Henceforce known as Wilson’s Rule of Online
: And I quote: “Online does not canibalize offline, it turbocharges it.”
While Wilson’s examples of non-news related offline content are absolutely correct, his one example of the New York Times is an argument that makes no sense. The NYT‘s audience online has NOTHING to do with its offline, and folks who are reading the Times online are probably less likely to pick up a print edition than people who had never read the Times before in their lives.
It ABSOLUTELY cannibalizes those who had been or would be print readers. He points out that he is “certain that the New York Times website gets more readers than its paper version. That it reaches more people.” I’m sure he’s correct as well. But this point only furthers the argument that for NEWS sources, online cannibalizes the offline. People aren’t flocking to buy NYT somethingorothers because they read the same content, plus more that didn’t make the print edition, surely, offline. Doesn’t happen.
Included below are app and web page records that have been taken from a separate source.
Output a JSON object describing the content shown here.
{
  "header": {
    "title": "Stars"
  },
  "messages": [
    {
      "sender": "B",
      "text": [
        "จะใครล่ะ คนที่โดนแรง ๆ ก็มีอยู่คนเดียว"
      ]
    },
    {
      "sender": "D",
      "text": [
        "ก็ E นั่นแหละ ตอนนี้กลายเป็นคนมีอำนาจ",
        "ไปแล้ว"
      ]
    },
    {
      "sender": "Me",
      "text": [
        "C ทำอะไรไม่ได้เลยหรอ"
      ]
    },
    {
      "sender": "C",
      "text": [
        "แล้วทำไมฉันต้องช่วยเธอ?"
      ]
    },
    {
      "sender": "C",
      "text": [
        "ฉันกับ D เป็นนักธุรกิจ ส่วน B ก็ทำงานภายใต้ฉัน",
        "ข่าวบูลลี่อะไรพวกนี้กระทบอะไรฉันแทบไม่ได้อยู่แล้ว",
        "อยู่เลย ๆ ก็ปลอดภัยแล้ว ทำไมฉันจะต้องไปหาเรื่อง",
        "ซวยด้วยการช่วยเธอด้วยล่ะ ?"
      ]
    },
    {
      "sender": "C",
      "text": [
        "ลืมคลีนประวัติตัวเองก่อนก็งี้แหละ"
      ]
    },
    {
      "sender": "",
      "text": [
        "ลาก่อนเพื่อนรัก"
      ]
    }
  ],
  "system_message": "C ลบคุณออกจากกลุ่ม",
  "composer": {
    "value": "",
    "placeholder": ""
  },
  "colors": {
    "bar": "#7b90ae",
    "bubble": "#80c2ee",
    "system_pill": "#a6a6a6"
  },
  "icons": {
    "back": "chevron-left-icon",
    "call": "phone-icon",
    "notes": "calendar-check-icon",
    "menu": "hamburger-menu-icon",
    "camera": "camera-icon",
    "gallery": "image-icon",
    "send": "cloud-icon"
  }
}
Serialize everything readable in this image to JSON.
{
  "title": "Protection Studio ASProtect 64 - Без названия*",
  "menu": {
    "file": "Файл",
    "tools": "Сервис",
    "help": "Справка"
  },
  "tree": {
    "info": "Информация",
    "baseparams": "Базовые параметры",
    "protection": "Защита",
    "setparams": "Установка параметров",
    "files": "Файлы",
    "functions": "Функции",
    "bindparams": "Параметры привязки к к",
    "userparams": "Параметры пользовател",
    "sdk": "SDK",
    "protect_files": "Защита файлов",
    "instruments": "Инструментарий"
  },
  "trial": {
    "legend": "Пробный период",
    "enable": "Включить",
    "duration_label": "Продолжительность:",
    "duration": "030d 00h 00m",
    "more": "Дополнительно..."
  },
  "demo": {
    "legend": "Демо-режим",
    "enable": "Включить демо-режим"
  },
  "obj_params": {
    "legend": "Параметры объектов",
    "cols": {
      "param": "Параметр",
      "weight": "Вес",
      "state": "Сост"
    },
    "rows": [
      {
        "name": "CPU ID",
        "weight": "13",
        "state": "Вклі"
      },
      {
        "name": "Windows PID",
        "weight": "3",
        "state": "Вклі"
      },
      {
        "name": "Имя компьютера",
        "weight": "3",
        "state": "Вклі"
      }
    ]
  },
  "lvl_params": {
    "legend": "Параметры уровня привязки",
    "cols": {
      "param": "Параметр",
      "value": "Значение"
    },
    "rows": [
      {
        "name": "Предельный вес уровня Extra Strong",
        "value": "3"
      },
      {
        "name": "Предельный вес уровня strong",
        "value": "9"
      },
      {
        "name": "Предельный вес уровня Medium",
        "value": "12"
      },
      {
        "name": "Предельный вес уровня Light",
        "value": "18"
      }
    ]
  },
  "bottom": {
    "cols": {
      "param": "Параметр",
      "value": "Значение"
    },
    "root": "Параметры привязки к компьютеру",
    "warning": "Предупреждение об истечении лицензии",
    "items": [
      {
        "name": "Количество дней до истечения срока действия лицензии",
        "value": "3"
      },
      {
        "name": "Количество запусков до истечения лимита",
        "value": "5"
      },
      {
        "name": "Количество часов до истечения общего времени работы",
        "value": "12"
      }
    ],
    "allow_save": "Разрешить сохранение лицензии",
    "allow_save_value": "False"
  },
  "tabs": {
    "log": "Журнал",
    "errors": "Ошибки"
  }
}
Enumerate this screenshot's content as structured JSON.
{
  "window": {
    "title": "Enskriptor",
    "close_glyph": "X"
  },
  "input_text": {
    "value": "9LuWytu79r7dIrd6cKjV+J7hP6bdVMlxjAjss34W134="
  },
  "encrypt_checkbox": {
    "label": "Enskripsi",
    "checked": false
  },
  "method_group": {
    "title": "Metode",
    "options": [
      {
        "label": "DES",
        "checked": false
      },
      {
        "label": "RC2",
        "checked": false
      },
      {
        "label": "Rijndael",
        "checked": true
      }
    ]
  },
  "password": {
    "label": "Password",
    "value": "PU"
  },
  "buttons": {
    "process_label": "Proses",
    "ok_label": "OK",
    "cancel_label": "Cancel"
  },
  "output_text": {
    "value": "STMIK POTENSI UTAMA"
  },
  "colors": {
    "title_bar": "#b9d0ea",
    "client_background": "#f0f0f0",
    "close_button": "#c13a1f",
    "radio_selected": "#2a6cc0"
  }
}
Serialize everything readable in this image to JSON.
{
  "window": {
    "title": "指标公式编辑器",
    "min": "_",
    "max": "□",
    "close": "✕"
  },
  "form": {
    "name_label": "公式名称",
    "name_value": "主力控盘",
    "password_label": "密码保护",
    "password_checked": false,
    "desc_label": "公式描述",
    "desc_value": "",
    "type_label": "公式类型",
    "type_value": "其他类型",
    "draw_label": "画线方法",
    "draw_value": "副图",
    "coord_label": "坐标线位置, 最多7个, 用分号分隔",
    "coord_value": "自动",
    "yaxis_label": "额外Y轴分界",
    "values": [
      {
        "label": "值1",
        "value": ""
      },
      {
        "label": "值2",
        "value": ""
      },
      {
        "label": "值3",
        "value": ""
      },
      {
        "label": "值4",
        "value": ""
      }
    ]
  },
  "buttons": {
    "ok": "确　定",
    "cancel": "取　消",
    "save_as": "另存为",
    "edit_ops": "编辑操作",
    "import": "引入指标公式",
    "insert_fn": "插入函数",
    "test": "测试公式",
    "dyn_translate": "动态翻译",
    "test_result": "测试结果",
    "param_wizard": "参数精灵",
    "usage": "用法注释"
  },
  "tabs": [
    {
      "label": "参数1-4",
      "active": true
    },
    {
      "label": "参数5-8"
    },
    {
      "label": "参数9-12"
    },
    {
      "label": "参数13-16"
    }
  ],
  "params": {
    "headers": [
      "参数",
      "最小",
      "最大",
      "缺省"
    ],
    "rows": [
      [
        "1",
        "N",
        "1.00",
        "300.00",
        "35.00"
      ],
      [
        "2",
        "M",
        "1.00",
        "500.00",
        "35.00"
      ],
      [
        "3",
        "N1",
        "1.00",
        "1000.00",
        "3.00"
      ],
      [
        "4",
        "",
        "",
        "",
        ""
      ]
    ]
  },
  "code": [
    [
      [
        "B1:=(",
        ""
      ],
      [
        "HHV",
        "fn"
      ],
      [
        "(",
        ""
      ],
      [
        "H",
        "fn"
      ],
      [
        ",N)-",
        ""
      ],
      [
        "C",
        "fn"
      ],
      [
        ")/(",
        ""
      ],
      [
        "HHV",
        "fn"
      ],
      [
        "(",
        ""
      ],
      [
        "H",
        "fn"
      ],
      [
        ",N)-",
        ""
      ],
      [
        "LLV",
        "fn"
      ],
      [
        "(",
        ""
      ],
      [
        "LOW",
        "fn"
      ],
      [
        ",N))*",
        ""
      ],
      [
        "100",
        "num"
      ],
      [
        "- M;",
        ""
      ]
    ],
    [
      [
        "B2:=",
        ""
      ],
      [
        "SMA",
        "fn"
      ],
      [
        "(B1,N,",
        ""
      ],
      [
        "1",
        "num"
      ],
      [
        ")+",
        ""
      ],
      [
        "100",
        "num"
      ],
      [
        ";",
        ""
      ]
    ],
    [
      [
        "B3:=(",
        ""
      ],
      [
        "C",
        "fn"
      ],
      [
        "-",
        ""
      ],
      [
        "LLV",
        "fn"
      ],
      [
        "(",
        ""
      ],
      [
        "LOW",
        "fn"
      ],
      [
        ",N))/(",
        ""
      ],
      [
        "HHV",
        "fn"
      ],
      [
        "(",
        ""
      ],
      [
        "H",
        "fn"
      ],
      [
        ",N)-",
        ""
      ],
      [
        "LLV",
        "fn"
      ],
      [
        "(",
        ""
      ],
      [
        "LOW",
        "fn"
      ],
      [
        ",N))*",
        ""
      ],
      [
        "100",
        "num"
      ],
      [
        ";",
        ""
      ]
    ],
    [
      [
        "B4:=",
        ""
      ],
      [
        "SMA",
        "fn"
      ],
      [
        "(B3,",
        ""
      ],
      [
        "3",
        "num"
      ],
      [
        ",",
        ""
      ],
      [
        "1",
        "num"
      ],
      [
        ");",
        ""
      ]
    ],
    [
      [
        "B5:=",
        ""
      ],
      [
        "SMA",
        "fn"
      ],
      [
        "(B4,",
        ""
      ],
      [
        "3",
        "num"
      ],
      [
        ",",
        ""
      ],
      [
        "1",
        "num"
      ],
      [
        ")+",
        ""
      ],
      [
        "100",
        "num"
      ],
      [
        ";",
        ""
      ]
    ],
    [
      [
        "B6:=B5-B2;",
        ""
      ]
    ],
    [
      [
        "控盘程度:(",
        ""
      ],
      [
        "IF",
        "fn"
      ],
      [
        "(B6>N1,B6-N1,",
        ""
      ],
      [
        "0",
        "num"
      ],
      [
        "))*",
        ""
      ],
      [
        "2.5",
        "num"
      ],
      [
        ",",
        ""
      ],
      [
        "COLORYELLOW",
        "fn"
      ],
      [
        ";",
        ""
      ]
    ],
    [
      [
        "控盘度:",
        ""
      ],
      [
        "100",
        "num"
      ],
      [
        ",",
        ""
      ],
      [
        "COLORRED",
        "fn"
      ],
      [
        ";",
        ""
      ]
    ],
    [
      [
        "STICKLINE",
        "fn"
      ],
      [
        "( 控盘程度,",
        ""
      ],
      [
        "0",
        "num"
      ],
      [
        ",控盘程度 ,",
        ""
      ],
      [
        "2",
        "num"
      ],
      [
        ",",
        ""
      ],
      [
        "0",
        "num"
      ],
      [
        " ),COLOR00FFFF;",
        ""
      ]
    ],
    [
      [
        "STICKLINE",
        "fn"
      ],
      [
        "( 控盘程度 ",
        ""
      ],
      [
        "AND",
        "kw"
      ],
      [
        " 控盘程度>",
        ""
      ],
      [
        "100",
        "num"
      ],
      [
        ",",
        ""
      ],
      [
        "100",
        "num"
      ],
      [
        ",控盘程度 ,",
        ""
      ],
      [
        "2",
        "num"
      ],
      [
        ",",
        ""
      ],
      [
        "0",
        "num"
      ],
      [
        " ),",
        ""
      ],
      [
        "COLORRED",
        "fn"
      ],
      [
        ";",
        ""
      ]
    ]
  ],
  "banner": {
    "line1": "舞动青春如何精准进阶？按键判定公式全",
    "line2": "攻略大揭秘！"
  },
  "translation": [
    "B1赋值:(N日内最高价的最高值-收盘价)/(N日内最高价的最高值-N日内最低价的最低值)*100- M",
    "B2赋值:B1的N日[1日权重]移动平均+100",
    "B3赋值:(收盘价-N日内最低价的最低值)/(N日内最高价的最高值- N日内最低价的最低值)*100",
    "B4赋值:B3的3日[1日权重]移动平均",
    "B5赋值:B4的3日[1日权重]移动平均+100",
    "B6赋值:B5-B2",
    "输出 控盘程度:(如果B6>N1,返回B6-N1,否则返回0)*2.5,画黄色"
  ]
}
Well, unless someone gets their name in the paper for the first time and they want to hang it on the wall – that’s about it.
I hereby redeclare Wilson’s Rule: “Online does not canibalize [sic] offline, it turbocharges it. Except when said offline entity is a news organization’s print edition.”
You reaaly should spellck cannibalize
Yeah, hence the [sic]
Has anyone cross-checked this witticism against the experiences of incumbent publishers in San Francisco who have lost revenues to Craigslist?
Buy my new book and get clickable footnotes and links.
Buy my new Kindle Single on Amazon.
Now out in paperback!